This property was in the middle of a neighborhood and protected by an electric fence. Additionally, there was a very well groomed horse living there which means that people are paying attention.
A Friendly Horsey
This horse was so beautiful and well groomed, which means that someone cares about it. It was super friendly too. As soon as it saw me snooping around by the fence it came right over to say hi and to see if I had any goodies.
I didn't bring a camera to Ohio so all the photos above were shot with my phone, a Motorola MotoX4 and edited with the Snapseed app. Just for fun, I was playing with the GO ART feature of the desktop version of Fotor and created these "paintings" from a few of the images.
Normally, I don't use these kind of art filters on my photos but, in this case, I feel that Fotor has created some top shelf filters that are far better than anything else I have tried. If I had actually painted these images, I would think they were pretty nice paintings!
All of the images below were created with the Fauvism filter.
An Early Monsoon Season
Monsoon season usually arrives in New Mexico in July and August but this year there were many stormy evenings in May, and then not as many as expected later in the summer. The dramatic clouds and rain often make for spectacular sunsets!
All photos shot with Motorola MotoX4 and edited with Snapseed.

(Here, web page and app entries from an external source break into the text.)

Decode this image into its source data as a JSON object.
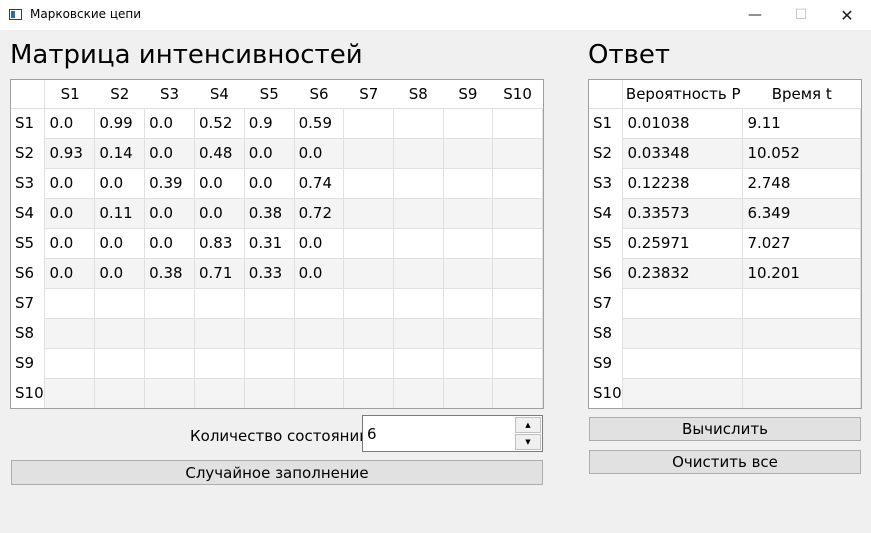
{
  "window": {
    "title": "Марковские цепи",
    "minimize_glyph": "—",
    "maximize_glyph": "☐",
    "close_glyph": "✕"
  },
  "matrix": {
    "heading": "Матрица интенсивностей",
    "columns": [
      "S1",
      "S2",
      "S3",
      "S4",
      "S5",
      "S6",
      "S7",
      "S8",
      "S9",
      "S10"
    ],
    "row_labels": [
      "S1",
      "S2",
      "S3",
      "S4",
      "S5",
      "S6",
      "S7",
      "S8",
      "S9",
      "S10"
    ],
    "rows": [
      [
        "0.0",
        "0.99",
        "0.0",
        "0.52",
        "0.9",
        "0.59",
        "",
        "",
        "",
        ""
      ],
      [
        "0.93",
        "0.14",
        "0.0",
        "0.48",
        "0.0",
        "0.0",
        "",
        "",
        "",
        ""
      ],
      [
        "0.0",
        "0.0",
        "0.39",
        "0.0",
        "0.0",
        "0.74",
        "",
        "",
        "",
        ""
      ],
      [
        "0.0",
        "0.11",
        "0.0",
        "0.0",
        "0.38",
        "0.72",
        "",
        "",
        "",
        ""
      ],
      [
        "0.0",
        "0.0",
        "0.0",
        "0.83",
        "0.31",
        "0.0",
        "",
        "",
        "",
        ""
      ],
      [
        "0.0",
        "0.0",
        "0.38",
        "0.71",
        "0.33",
        "0.0",
        "",
        "",
        "",
        ""
      ],
      [
        "",
        "",
        "",
        "",
        "",
        "",
        "",
        "",
        "",
        ""
      ],
      [
        "",
        "",
        "",
        "",
        "",
        "",
        "",
        "",
        "",
        ""
      ],
      [
        "",
        "",
        "",
        "",
        "",
        "",
        "",
        "",
        "",
        ""
      ],
      [
        "",
        "",
        "",
        "",
        "",
        "",
        "",
        "",
        "",
        ""
      ]
    ]
  },
  "states": {
    "label": "Количество состояний",
    "value": "6",
    "up_glyph": "▲",
    "down_glyph": "▼"
  },
  "random_fill_button": "Случайное заполнение",
  "answer": {
    "heading": "Ответ",
    "columns": [
      "Вероятность P",
      "Время t"
    ],
    "row_labels": [
      "S1",
      "S2",
      "S3",
      "S4",
      "S5",
      "S6",
      "S7",
      "S8",
      "S9",
      "S10"
    ],
    "rows": [
      [
        "0.01038",
        "9.11"
      ],
      [
        "0.03348",
        "10.052"
      ],
      [
        "0.12238",
        "2.748"
      ],
      [
        "0.33573",
        "6.349"
      ],
      [
        "0.25971",
        "7.027"
      ],
      [
        "0.23832",
        "10.201"
      ],
      [
        "",
        ""
      ],
      [
        "",
        ""
      ],
      [
        "",
        ""
      ],
      [
        "",
        ""
      ]
    ]
  },
  "compute_button": "Вычислить",
  "clear_button": "Очистить все"
}
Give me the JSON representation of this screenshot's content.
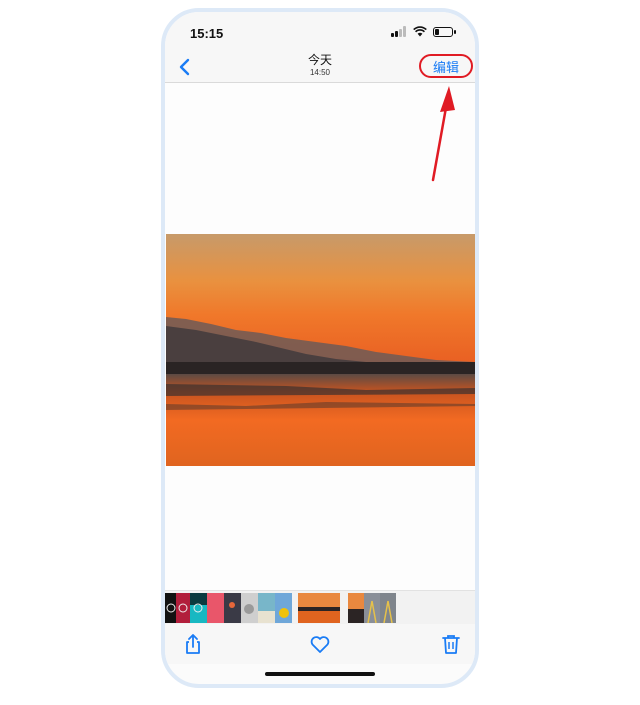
{
  "status_bar": {
    "time": "15:15",
    "signal_bars": 2,
    "battery_level": 0.25,
    "icons": [
      "signal-icon",
      "wifi-icon",
      "battery-icon"
    ]
  },
  "nav": {
    "back_icon": "chevron-left-icon",
    "title": "今天",
    "subtitle": "14:50",
    "edit_label": "编辑"
  },
  "photo": {
    "description_icon": "sunset-lake-photo"
  },
  "thumbnails": {
    "count": 10
  },
  "toolbar": {
    "icons": [
      "share-icon",
      "heart-icon",
      "trash-icon"
    ]
  },
  "colors": {
    "accent": "#1a7cf5",
    "annotation": "#e01b24",
    "frame": "#dde9f7"
  }
}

I am DeAnna Vincent, fine art and portrait photographer in Los Lunas, New Mexico. These are the photos from my everyday adventures.